[Data about app and page elements]
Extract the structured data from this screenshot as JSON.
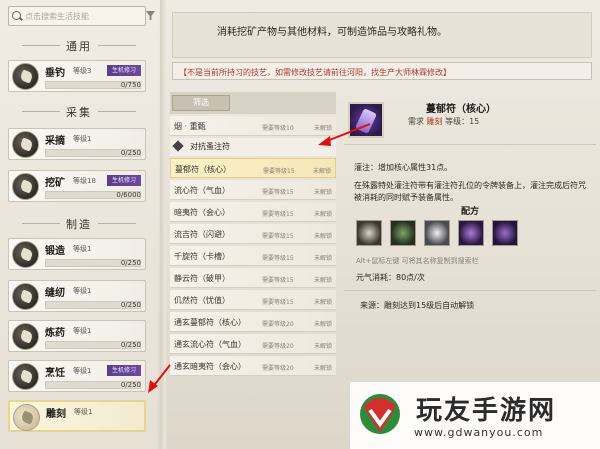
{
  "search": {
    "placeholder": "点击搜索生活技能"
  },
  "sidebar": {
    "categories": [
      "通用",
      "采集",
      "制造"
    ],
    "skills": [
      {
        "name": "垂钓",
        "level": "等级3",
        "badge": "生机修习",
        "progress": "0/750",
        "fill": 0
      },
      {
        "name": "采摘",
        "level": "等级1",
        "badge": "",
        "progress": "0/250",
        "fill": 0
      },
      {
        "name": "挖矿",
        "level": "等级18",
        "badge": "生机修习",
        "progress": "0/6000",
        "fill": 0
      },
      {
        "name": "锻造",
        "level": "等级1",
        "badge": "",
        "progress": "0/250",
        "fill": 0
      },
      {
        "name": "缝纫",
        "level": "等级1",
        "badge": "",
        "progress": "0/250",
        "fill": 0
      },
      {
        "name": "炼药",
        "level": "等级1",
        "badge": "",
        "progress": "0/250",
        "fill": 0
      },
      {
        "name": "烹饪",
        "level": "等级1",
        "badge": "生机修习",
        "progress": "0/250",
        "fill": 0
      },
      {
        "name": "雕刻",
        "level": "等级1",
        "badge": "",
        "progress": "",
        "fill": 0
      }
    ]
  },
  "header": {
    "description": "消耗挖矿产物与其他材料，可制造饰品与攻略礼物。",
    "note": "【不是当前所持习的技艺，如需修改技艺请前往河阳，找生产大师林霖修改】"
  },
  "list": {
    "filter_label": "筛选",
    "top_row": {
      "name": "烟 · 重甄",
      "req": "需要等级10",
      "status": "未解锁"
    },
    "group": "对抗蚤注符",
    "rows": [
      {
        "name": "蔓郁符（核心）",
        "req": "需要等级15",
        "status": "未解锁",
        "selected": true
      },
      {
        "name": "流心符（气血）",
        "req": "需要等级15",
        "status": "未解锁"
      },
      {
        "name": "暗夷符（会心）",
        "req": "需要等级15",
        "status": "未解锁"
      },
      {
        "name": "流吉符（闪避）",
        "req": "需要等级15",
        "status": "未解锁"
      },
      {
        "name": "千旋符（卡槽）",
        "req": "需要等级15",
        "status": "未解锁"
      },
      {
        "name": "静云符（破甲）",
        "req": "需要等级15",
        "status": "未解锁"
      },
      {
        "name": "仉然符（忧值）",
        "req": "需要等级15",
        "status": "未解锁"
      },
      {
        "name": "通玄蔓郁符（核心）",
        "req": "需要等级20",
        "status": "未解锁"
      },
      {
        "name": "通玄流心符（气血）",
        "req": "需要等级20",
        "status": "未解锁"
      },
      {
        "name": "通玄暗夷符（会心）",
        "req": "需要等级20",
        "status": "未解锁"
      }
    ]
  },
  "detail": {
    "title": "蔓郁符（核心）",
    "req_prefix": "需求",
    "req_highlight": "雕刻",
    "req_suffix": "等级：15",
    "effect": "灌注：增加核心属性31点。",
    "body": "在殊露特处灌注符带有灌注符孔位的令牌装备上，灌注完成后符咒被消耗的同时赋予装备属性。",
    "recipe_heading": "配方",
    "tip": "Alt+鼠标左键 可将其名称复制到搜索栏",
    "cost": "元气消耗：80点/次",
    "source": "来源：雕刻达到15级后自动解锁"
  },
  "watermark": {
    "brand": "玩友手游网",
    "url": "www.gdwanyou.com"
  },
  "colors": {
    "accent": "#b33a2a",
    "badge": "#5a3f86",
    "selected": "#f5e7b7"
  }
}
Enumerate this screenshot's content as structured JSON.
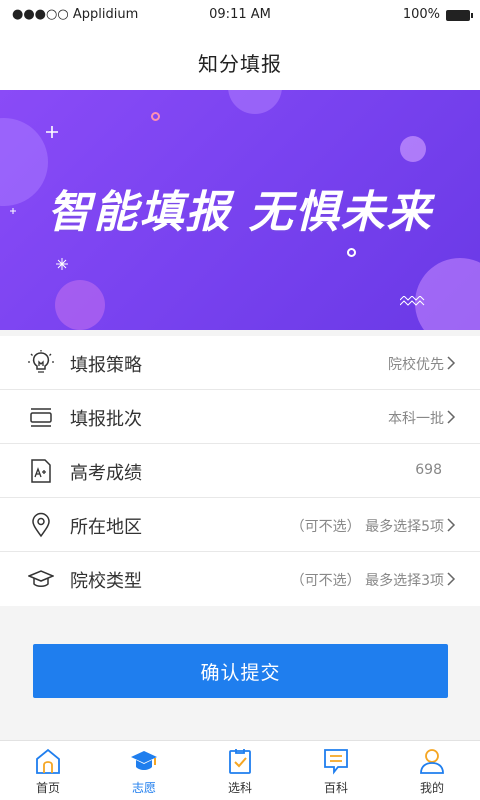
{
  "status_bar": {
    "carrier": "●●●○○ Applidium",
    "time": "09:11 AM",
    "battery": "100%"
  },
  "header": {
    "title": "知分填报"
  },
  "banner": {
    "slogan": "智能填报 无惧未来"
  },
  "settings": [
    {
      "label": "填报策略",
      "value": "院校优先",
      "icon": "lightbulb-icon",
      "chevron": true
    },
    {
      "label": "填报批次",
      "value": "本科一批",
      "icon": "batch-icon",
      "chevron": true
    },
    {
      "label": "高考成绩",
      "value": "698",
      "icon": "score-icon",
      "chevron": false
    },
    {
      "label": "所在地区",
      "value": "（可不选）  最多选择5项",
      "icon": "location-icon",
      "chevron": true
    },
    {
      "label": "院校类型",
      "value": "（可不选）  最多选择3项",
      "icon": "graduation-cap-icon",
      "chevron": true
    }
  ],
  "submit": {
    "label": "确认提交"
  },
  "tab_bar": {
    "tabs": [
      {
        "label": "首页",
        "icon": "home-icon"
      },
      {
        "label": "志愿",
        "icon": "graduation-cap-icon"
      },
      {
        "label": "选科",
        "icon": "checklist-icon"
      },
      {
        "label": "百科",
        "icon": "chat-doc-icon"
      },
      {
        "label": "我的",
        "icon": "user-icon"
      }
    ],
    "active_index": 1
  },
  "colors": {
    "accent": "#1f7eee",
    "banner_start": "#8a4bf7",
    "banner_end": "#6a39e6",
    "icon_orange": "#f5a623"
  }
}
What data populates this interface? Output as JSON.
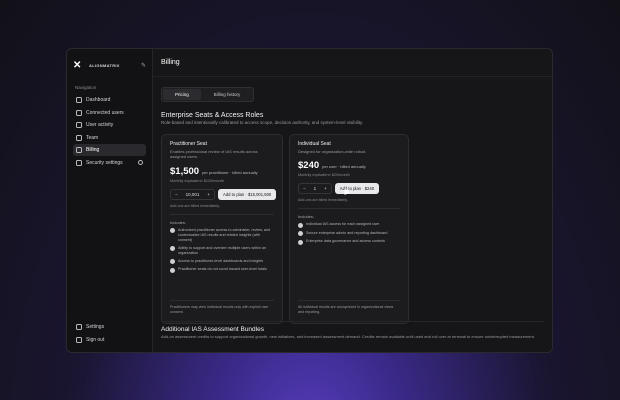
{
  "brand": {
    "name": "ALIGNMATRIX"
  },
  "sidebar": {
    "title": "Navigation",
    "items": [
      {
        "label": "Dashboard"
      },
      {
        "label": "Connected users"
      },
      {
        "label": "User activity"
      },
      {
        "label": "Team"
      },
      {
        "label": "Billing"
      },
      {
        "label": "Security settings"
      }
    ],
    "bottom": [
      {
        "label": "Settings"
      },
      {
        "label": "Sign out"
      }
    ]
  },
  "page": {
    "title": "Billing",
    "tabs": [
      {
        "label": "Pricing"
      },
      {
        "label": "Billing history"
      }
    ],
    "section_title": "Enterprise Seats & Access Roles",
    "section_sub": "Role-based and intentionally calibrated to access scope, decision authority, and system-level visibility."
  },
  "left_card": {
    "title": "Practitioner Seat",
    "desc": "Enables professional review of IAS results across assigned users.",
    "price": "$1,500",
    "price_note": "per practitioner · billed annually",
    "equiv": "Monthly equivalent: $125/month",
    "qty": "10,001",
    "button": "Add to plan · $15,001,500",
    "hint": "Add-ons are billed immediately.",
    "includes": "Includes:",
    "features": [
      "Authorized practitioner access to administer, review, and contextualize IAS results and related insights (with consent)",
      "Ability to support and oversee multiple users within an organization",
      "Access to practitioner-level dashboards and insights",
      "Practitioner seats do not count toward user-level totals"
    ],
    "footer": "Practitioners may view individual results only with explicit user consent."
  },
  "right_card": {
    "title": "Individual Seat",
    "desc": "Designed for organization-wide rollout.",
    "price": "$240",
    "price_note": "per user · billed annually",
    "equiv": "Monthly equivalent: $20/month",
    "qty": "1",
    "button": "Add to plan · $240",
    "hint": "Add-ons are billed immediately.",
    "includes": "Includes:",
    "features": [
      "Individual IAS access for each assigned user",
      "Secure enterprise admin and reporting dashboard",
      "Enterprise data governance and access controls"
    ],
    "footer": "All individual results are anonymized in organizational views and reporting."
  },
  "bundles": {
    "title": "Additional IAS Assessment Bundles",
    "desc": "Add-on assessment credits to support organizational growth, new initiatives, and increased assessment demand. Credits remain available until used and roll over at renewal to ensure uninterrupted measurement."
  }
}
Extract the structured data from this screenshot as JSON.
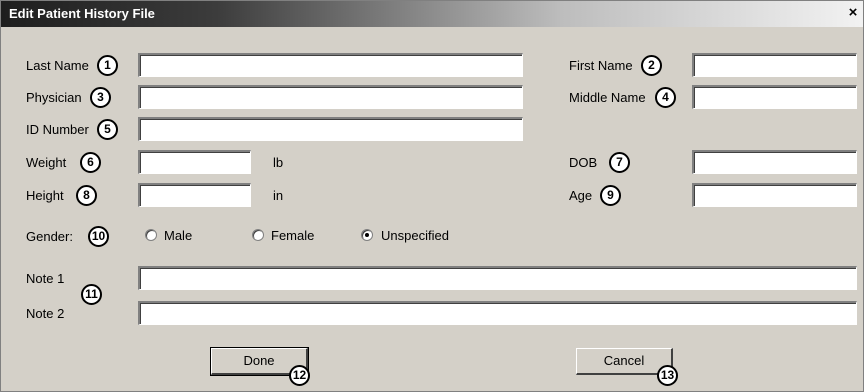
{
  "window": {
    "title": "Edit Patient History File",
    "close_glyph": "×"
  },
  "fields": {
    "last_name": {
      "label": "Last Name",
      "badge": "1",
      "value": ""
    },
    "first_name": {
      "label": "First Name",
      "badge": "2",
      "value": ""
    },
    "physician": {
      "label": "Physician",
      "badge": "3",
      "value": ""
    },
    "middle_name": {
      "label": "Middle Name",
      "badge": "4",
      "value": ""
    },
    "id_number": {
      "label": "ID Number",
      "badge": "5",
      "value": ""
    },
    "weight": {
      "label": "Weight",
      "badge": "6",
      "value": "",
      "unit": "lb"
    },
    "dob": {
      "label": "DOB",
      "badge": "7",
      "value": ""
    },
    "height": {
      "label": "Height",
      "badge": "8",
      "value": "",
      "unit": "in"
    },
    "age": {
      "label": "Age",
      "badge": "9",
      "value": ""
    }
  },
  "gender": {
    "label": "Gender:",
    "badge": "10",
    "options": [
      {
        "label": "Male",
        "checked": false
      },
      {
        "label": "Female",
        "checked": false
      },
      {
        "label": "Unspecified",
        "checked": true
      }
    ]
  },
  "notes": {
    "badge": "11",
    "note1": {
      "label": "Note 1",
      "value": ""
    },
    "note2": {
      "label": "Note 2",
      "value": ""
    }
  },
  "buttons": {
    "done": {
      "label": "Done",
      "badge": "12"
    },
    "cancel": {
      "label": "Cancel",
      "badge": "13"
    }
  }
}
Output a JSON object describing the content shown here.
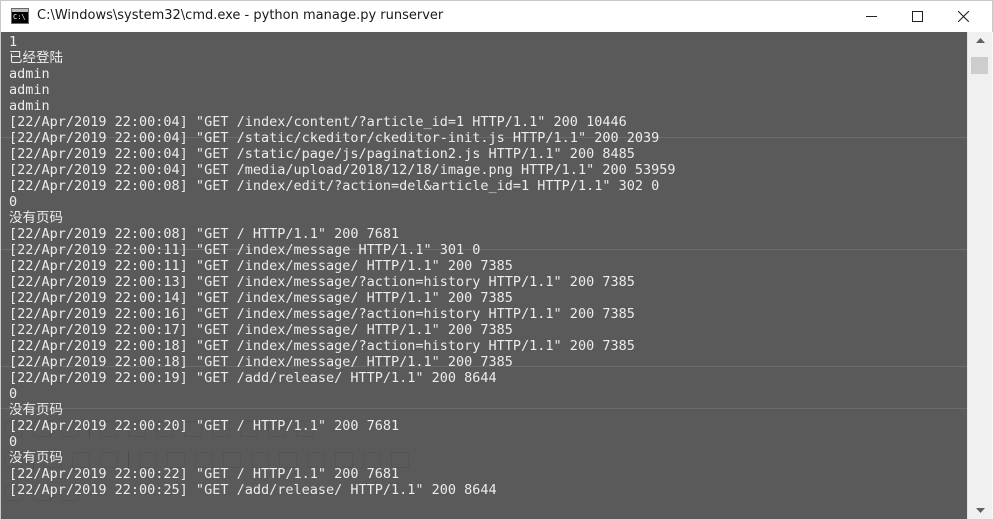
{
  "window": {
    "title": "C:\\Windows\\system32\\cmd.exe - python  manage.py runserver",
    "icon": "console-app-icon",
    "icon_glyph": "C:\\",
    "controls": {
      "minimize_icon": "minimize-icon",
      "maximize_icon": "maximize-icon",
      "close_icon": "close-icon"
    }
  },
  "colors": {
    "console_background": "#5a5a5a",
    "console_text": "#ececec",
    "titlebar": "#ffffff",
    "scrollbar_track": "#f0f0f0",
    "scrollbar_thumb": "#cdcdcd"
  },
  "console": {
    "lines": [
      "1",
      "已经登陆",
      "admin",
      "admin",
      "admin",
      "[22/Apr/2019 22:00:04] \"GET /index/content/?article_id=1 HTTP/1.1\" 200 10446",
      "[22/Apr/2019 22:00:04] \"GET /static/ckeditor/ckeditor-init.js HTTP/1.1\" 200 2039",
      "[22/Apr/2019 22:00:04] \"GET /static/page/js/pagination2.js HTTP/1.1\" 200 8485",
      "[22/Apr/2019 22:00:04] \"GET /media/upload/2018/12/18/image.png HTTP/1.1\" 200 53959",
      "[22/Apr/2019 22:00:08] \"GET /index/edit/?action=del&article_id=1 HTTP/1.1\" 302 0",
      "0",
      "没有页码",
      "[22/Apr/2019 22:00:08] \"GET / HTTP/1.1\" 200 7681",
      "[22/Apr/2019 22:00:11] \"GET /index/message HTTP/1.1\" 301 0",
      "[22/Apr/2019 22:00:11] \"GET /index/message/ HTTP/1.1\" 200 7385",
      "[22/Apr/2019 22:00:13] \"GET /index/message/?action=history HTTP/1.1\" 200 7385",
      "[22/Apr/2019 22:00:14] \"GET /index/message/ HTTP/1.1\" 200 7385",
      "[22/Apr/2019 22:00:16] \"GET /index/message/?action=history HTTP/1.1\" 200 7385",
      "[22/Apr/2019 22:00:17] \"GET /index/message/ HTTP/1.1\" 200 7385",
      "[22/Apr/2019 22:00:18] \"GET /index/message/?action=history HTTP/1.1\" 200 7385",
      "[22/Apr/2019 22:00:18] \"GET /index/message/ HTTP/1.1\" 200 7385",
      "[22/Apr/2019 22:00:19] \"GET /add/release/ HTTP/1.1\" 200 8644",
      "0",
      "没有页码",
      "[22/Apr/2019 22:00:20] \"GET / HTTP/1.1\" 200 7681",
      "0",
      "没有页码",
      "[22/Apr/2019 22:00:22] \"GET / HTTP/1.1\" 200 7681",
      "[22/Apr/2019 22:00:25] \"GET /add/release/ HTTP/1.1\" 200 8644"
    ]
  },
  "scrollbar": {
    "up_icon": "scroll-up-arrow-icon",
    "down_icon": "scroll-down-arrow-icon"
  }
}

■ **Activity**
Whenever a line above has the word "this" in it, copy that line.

■ **Answer section**
Extract the structured data from this screenshot as JSON.
Enumerate this screenshot's content as structured JSON.
What data populates this interface? Output as JSON.
Extract the structured data from this screenshot as JSON.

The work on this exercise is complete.